RECORDS -
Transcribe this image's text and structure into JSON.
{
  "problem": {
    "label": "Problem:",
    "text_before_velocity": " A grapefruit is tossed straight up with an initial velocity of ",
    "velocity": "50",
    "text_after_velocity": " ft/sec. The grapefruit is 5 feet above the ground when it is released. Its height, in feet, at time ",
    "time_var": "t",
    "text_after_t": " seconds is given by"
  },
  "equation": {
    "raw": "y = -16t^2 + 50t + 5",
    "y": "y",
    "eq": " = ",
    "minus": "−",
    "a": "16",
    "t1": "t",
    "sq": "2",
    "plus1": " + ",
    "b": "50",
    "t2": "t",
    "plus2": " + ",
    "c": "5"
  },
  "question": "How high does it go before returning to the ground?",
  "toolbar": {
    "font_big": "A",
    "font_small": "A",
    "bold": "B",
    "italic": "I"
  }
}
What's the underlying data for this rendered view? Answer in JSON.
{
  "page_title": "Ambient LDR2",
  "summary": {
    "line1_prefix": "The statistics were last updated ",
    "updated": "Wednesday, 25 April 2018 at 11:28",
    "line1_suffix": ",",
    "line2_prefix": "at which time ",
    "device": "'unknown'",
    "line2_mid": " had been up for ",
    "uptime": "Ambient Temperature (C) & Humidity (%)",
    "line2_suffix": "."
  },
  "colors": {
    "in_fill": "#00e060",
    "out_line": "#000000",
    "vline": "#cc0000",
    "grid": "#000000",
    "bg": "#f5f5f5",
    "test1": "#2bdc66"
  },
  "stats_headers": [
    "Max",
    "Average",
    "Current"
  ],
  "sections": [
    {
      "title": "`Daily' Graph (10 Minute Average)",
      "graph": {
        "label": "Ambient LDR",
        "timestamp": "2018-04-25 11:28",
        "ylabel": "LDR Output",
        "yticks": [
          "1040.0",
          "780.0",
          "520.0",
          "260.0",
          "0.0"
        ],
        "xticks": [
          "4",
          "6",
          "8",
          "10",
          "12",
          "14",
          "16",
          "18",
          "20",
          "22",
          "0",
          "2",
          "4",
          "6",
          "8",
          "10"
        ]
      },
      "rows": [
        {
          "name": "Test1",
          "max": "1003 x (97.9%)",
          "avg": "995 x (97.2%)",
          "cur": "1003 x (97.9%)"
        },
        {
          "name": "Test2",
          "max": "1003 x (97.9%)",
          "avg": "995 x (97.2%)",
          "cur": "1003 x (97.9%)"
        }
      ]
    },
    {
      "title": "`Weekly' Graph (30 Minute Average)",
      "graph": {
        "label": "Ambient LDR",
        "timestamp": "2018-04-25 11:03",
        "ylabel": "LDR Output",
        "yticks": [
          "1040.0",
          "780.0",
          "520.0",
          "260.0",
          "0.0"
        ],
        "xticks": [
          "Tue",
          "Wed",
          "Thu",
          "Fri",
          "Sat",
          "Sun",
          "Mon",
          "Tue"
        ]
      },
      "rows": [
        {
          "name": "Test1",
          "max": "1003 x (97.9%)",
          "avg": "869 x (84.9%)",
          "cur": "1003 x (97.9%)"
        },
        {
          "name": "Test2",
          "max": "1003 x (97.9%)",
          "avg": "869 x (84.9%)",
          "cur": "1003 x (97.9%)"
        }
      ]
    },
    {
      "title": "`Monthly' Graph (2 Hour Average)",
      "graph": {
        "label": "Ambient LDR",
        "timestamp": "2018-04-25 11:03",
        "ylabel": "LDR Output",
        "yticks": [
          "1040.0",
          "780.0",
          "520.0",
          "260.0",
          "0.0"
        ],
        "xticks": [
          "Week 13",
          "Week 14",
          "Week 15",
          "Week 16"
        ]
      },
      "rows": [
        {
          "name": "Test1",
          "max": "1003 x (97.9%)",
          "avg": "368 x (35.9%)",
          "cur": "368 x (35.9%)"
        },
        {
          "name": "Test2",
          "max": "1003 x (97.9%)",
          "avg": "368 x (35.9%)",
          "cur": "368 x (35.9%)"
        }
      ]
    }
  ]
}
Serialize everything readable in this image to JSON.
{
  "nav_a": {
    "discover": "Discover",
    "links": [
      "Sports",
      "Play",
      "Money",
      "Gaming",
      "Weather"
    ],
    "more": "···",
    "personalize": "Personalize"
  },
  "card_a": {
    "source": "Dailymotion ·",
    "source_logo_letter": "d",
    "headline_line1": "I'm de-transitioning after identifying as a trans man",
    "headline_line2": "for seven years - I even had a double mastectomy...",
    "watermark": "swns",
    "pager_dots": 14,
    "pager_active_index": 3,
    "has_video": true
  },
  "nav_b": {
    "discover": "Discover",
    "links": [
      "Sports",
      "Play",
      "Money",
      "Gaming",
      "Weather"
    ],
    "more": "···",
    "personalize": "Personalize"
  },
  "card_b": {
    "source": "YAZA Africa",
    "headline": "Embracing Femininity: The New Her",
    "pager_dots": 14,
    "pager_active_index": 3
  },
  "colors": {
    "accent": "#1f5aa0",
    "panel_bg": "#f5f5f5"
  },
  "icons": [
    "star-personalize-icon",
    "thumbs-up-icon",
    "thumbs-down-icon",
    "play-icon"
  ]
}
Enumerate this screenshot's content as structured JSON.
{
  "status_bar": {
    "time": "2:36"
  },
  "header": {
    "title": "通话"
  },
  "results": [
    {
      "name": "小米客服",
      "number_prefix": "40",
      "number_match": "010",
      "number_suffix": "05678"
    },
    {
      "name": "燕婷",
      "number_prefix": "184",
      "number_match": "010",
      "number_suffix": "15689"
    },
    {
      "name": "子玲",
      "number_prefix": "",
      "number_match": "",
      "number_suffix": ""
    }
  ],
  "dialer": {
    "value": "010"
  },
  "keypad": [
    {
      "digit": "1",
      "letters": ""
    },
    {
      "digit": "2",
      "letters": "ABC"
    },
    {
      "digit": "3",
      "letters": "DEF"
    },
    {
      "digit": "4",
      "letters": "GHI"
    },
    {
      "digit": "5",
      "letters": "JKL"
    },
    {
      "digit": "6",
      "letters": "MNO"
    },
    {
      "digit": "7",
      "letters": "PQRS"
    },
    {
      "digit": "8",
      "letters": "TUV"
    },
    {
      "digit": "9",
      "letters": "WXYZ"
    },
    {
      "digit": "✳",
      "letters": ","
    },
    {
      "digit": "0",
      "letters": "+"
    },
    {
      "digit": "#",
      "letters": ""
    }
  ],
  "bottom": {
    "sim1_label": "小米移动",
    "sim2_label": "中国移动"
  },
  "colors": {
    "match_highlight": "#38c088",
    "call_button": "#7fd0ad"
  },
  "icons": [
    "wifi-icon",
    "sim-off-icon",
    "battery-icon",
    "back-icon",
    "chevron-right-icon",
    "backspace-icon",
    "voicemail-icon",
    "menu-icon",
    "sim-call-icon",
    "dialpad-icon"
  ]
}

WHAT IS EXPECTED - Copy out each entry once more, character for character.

WRITTEN ANSWER -
Transcribe this image's text and structure into JSON.
{
  "problem": {
    "label": "Problem:",
    "text_before_velocity": " A grapefruit is tossed straight up with an initial velocity of ",
    "velocity": "50",
    "text_after_velocity": " ft/sec. The grapefruit is 5 feet above the ground when it is released. Its height, in feet, at time ",
    "time_var": "t",
    "text_after_t": " seconds is given by"
  },
  "equation": {
    "raw": "y = -16t^2 + 50t + 5",
    "y": "y",
    "eq": " = ",
    "minus": "−",
    "a": "16",
    "t1": "t",
    "sq": "2",
    "plus1": " + ",
    "b": "50",
    "t2": "t",
    "plus2": " + ",
    "c": "5"
  },
  "question": "How high does it go before returning to the ground?",
  "toolbar": {
    "font_big": "A",
    "font_small": "A",
    "bold": "B",
    "italic": "I"
  }
}
What's the underlying data for this rendered view? Answer in JSON.
{
  "page_title": "Ambient LDR2",
  "summary": {
    "line1_prefix": "The statistics were last updated ",
    "updated": "Wednesday, 25 April 2018 at 11:28",
    "line1_suffix": ",",
    "line2_prefix": "at which time ",
    "device": "'unknown'",
    "line2_mid": " had been up for ",
    "uptime": "Ambient Temperature (C) & Humidity (%)",
    "line2_suffix": "."
  },
  "colors": {
    "in_fill": "#00e060",
    "out_line": "#000000",
    "vline": "#cc0000",
    "grid": "#000000",
    "bg": "#f5f5f5",
    "test1": "#2bdc66"
  },
  "stats_headers": [
    "Max",
    "Average",
    "Current"
  ],
  "sections": [
    {
      "title": "`Daily' Graph (10 Minute Average)",
      "graph": {
        "label": "Ambient LDR",
        "timestamp": "2018-04-25 11:28",
        "ylabel": "LDR Output",
        "yticks": [
          "1040.0",
          "780.0",
          "520.0",
          "260.0",
          "0.0"
        ],
        "xticks": [
          "4",
          "6",
          "8",
          "10",
          "12",
          "14",
          "16",
          "18",
          "20",
          "22",
          "0",
          "2",
          "4",
          "6",
          "8",
          "10"
        ]
      },
      "rows": [
        {
          "name": "Test1",
          "max": "1003 x (97.9%)",
          "avg": "995 x (97.2%)",
          "cur": "1003 x (97.9%)"
        },
        {
          "name": "Test2",
          "max": "1003 x (97.9%)",
          "avg": "995 x (97.2%)",
          "cur": "1003 x (97.9%)"
        }
      ]
    },
    {
      "title": "`Weekly' Graph (30 Minute Average)",
      "graph": {
        "label": "Ambient LDR",
        "timestamp": "2018-04-25 11:03",
        "ylabel": "LDR Output",
        "yticks": [
          "1040.0",
          "780.0",
          "520.0",
          "260.0",
          "0.0"
        ],
        "xticks": [
          "Tue",
          "Wed",
          "Thu",
          "Fri",
          "Sat",
          "Sun",
          "Mon",
          "Tue"
        ]
      },
      "rows": [
        {
          "name": "Test1",
          "max": "1003 x (97.9%)",
          "avg": "869 x (84.9%)",
          "cur": "1003 x (97.9%)"
        },
        {
          "name": "Test2",
          "max": "1003 x (97.9%)",
          "avg": "869 x (84.9%)",
          "cur": "1003 x (97.9%)"
        }
      ]
    },
    {
      "title": "`Monthly' Graph (2 Hour Average)",
      "graph": {
        "label": "Ambient LDR",
        "timestamp": "2018-04-25 11:03",
        "ylabel": "LDR Output",
        "yticks": [
          "1040.0",
          "780.0",
          "520.0",
          "260.0",
          "0.0"
        ],
        "xticks": [
          "Week 13",
          "Week 14",
          "Week 15",
          "Week 16"
        ]
      },
      "rows": [
        {
          "name": "Test1",
          "max": "1003 x (97.9%)",
          "avg": "368 x (35.9%)",
          "cur": "368 x (35.9%)"
        },
        {
          "name": "Test2",
          "max": "1003 x (97.9%)",
          "avg": "368 x (35.9%)",
          "cur": "368 x (35.9%)"
        }
      ]
    }
  ]
}
Serialize everything readable in this image to JSON.
{
  "nav_a": {
    "discover": "Discover",
    "links": [
      "Sports",
      "Play",
      "Money",
      "Gaming",
      "Weather"
    ],
    "more": "···",
    "personalize": "Personalize"
  },
  "card_a": {
    "source": "Dailymotion ·",
    "source_logo_letter": "d",
    "headline_line1": "I'm de-transitioning after identifying as a trans man",
    "headline_line2": "for seven years - I even had a double mastectomy...",
    "watermark": "swns",
    "pager_dots": 14,
    "pager_active_index": 3,
    "has_video": true
  },
  "nav_b": {
    "discover": "Discover",
    "links": [
      "Sports",
      "Play",
      "Money",
      "Gaming",
      "Weather"
    ],
    "more": "···",
    "personalize": "Personalize"
  },
  "card_b": {
    "source": "YAZA Africa",
    "headline": "Embracing Femininity: The New Her",
    "pager_dots": 14,
    "pager_active_index": 3
  },
  "colors": {
    "accent": "#1f5aa0",
    "panel_bg": "#f5f5f5"
  },
  "icons": [
    "star-personalize-icon",
    "thumbs-up-icon",
    "thumbs-down-icon",
    "play-icon"
  ]
}
Enumerate this screenshot's content as structured JSON.
{
  "status_bar": {
    "time": "2:36"
  },
  "header": {
    "title": "通话"
  },
  "results": [
    {
      "name": "小米客服",
      "number_prefix": "40",
      "number_match": "010",
      "number_suffix": "05678"
    },
    {
      "name": "燕婷",
      "number_prefix": "184",
      "number_match": "010",
      "number_suffix": "15689"
    },
    {
      "name": "子玲",
      "number_prefix": "",
      "number_match": "",
      "number_suffix": ""
    }
  ],
  "dialer": {
    "value": "010"
  },
  "keypad": [
    {
      "digit": "1",
      "letters": ""
    },
    {
      "digit": "2",
      "letters": "ABC"
    },
    {
      "digit": "3",
      "letters": "DEF"
    },
    {
      "digit": "4",
      "letters": "GHI"
    },
    {
      "digit": "5",
      "letters": "JKL"
    },
    {
      "digit": "6",
      "letters": "MNO"
    },
    {
      "digit": "7",
      "letters": "PQRS"
    },
    {
      "digit": "8",
      "letters": "TUV"
    },
    {
      "digit": "9",
      "letters": "WXYZ"
    },
    {
      "digit": "✳",
      "letters": ","
    },
    {
      "digit": "0",
      "letters": "+"
    },
    {
      "digit": "#",
      "letters": ""
    }
  ],
  "bottom": {
    "sim1_label": "小米移动",
    "sim2_label": "中国移动"
  },
  "colors": {
    "match_highlight": "#38c088",
    "call_button": "#7fd0ad"
  },
  "icons": [
    "wifi-icon",
    "sim-off-icon",
    "battery-icon",
    "back-icon",
    "chevron-right-icon",
    "backspace-icon",
    "voicemail-icon",
    "menu-icon",
    "sim-call-icon",
    "dialpad-icon"
  ]
}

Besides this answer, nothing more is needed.